This decision was further appealed by Shoe Branding Europe BVBA to the Court of Justice. The Court of Justice dismissed all the grounds brought forward by Shoe Branding Europe BVBA against the General Court’s decision by reasoned order. It upheld the General Court’s reasoning both as regards the nature of “minor differences” of elements such as the length of the stripes, their different inclination, and their number. The Court of Justice found that Shoe Branding Europe BVBA ‘s contention that the General Court had made an incorrect assessment of the average consumer criterion, including by finding that the average consumer did not demonstrate a high level of attention and could not distinguish between brands of sports items, was manifestly inadmissible or unfounded. The Court of Justice concluded that the General Court correctly conducted an overall assessment of the conflicting signs by holding that
“the difference between two and three stripes placed on a shoe [is] not sufficient to affect the similarities arising from the configuration of the signs at issue and from their position on the side of the shoe [so that] that difference [does] not influence the overall impression produced”.
The decision by the Court of Justice will make it more difficult for Adidas’ competitors to use stripe variations on shoes. The addition or omission of a single stripe alone is unlikely to be found sufficient to avoid a likelihood of confusion with Adidas’ position marks. This decision mirrors several decisions by Community trade mark courts in several member states that upheld Adidas’ infringement actions against competitors using stripe variations.
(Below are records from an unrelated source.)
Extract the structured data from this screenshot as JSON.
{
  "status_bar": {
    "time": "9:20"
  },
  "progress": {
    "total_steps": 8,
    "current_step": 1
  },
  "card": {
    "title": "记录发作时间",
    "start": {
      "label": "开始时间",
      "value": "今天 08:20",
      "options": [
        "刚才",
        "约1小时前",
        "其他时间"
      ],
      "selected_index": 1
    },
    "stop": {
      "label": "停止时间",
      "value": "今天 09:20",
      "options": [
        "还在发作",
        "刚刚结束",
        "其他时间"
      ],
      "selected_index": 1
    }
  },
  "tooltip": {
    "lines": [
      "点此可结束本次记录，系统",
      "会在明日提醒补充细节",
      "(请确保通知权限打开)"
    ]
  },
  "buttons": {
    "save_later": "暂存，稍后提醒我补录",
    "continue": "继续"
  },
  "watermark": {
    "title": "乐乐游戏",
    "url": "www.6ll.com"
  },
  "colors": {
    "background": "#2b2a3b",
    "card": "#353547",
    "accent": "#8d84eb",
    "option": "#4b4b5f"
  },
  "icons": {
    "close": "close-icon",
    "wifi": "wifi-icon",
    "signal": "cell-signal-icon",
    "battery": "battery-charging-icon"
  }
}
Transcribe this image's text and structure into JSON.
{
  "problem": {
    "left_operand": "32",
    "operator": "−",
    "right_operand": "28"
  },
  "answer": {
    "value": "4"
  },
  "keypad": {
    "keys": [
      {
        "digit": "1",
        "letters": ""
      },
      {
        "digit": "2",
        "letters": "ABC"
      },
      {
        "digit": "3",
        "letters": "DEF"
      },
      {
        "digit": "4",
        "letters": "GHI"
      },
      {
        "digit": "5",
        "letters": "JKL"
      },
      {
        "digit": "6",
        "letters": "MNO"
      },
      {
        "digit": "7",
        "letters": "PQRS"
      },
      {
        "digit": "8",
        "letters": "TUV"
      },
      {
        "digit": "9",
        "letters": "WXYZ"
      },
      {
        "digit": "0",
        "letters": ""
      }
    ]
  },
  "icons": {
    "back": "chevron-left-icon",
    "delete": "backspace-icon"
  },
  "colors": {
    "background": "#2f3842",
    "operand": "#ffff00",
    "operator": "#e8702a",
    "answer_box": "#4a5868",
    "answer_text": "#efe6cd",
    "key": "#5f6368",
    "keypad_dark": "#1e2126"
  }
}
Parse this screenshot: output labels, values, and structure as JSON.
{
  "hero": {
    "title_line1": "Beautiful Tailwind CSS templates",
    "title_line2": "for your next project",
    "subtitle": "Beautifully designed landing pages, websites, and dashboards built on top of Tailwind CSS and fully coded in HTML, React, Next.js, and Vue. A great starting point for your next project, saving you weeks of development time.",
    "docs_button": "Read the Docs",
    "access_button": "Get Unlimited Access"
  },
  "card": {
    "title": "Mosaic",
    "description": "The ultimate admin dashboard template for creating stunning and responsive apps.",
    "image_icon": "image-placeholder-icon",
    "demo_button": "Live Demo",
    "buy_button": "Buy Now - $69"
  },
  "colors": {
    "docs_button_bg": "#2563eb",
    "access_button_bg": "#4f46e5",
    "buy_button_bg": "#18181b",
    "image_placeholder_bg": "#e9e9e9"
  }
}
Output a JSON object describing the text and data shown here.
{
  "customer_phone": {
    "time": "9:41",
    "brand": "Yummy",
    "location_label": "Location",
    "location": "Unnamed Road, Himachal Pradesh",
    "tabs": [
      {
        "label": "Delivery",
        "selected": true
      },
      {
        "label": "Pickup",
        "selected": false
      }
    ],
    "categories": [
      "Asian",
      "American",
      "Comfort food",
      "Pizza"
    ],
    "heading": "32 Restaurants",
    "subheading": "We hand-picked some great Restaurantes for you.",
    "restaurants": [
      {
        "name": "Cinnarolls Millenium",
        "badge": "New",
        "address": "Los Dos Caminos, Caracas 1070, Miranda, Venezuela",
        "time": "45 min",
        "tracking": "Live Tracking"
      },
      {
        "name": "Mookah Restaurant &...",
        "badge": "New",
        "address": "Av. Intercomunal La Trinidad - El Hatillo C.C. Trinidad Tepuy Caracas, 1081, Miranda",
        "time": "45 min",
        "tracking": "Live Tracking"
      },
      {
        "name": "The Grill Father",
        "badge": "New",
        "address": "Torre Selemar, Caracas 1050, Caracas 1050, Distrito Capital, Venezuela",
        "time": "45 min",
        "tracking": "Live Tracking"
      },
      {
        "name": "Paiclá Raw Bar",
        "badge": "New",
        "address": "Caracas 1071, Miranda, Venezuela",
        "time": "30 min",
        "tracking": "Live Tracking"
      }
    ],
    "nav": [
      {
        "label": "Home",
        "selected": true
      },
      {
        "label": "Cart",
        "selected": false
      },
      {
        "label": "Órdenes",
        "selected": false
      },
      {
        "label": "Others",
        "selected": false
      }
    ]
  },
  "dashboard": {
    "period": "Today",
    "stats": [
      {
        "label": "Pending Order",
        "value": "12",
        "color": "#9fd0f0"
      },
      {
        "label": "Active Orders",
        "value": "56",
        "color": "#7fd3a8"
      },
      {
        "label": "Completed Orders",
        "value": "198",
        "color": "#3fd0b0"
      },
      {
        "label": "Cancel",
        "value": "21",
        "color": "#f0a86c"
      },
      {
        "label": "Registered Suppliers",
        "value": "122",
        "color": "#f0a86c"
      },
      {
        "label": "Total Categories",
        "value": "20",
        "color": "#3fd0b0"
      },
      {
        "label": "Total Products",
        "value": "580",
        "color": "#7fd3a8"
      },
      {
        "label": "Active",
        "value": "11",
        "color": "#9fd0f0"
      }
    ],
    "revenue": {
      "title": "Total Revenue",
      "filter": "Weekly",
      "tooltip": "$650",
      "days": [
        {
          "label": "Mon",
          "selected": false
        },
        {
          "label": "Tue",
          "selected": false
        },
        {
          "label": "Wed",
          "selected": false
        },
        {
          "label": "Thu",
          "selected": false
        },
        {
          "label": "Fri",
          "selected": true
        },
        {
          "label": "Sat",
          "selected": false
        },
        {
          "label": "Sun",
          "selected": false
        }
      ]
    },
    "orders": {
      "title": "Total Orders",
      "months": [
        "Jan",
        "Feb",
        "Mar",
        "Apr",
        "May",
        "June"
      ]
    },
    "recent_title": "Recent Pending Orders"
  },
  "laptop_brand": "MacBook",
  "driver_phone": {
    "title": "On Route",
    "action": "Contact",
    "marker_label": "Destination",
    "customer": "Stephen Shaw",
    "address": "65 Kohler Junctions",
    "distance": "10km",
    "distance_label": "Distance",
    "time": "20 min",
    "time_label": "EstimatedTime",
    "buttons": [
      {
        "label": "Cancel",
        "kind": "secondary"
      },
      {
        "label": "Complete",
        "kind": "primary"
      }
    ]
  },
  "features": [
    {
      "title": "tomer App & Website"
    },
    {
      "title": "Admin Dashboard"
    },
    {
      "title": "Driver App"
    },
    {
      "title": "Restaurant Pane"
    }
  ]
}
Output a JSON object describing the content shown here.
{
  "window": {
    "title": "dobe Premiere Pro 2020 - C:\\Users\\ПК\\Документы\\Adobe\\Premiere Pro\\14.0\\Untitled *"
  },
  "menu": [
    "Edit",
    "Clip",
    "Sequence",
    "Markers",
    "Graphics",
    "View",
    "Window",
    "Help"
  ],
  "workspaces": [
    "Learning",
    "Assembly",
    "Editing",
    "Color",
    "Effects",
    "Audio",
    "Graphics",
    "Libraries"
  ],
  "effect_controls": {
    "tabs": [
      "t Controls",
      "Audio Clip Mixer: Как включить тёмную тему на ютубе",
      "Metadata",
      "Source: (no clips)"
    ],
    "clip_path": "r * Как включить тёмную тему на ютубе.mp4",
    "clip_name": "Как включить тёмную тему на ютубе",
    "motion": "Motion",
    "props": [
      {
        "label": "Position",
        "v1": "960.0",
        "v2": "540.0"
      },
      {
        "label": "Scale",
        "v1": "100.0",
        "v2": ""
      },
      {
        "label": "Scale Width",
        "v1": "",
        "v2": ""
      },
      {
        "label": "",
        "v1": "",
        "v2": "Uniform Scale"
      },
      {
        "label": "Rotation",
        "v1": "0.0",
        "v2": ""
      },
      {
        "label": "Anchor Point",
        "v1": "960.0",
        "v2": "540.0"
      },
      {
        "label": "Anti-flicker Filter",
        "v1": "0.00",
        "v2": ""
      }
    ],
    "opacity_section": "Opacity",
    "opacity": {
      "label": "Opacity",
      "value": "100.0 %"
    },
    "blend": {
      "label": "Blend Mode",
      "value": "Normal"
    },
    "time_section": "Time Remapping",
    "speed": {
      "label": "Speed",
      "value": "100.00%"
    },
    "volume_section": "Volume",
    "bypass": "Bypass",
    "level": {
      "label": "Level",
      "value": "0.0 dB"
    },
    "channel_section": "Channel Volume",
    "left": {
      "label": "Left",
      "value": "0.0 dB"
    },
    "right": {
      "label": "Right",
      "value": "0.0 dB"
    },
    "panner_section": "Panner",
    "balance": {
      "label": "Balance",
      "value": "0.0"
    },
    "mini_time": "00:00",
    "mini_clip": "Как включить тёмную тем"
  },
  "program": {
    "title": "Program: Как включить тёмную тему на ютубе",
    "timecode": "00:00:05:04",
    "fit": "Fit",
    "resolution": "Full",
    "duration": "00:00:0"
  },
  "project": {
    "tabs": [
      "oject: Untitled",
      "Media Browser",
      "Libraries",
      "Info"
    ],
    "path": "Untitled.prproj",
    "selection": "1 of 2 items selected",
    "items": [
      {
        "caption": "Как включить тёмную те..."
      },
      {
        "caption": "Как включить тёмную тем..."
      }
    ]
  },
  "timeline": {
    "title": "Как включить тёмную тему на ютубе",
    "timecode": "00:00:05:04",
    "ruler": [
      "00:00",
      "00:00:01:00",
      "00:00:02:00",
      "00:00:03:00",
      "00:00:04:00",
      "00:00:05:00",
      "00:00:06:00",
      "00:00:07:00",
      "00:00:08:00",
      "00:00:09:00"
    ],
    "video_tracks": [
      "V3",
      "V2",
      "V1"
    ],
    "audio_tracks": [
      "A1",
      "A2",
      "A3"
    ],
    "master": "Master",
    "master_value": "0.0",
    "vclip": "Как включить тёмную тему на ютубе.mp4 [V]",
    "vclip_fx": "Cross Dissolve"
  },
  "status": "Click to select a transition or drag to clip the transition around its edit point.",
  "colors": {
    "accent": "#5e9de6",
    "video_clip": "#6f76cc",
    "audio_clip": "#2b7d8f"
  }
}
It is also noteworthy that OHIM upheld an opposition on appeal by Adidas in parallel proceedings against another CTM application by Shoe Branding (Case R-3106/2014-2).